━━━━━ Extracted information ━━━━━
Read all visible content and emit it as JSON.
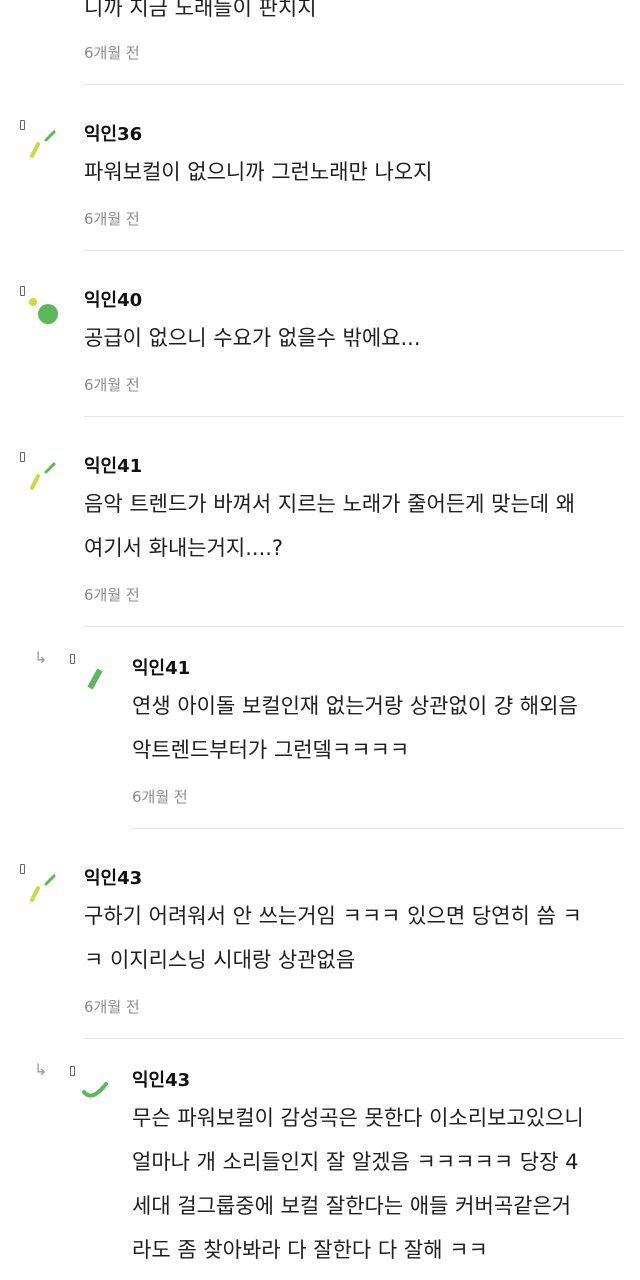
{
  "comments": [
    {
      "tail_text": "니까 지금 노래들이 판치지",
      "time": "6개월 전"
    },
    {
      "nickname": "익인36",
      "lines": [
        "파워보컬이 없으니까 그런노래만 나오지"
      ],
      "time": "6개월 전",
      "avatar": "green-slash-dots"
    },
    {
      "nickname": "익인40",
      "lines": [
        "공급이 없으니 수요가 없을수 밖에요..."
      ],
      "time": "6개월 전",
      "avatar": "green-circle"
    },
    {
      "nickname": "익인41",
      "lines": [
        "음악 트렌드가 바껴서 지르는 노래가 줄어든게 맞는데 왜",
        "여기서 화내는거지....?"
      ],
      "time": "6개월 전",
      "avatar": "green-slash-dots"
    },
    {
      "nickname": "익인41",
      "lines": [
        "연생 아이돌 보컬인재 없는거랑 상관없이 걍 해외음",
        "악트렌드부터가 그런뎈ㅋㅋㅋㅋ"
      ],
      "time": "6개월 전",
      "avatar": "green-bar",
      "reply": true
    },
    {
      "nickname": "익인43",
      "lines": [
        "구하기 어려워서 안 쓰는거임 ㅋㅋㅋ 있으면 당연히 씀 ㅋ",
        "ㅋ 이지리스닝 시대랑 상관없음"
      ],
      "time": "6개월 전",
      "avatar": "green-slash-dots"
    },
    {
      "nickname": "익인43",
      "lines": [
        "무슨 파워보컬이 감성곡은 못한다 이소리보고있으니",
        "얼마나 개 소리들인지 잘 알겠음 ㅋㅋㅋㅋㅋ 당장 4",
        "세대 걸그룹중에 보컬 잘한다는 애들 커버곡같은거",
        "라도 좀 찾아봐라 다 잘한다 다 잘해 ㅋㅋ"
      ],
      "avatar": "green-arc",
      "reply": true
    }
  ],
  "colors": {
    "accent_green": "#5cb85c",
    "accent_yellow": "#c9dc3c",
    "divider": "#e6e6e6"
  }
}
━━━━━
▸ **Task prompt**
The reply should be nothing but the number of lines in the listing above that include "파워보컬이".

▸ **Task solution**
2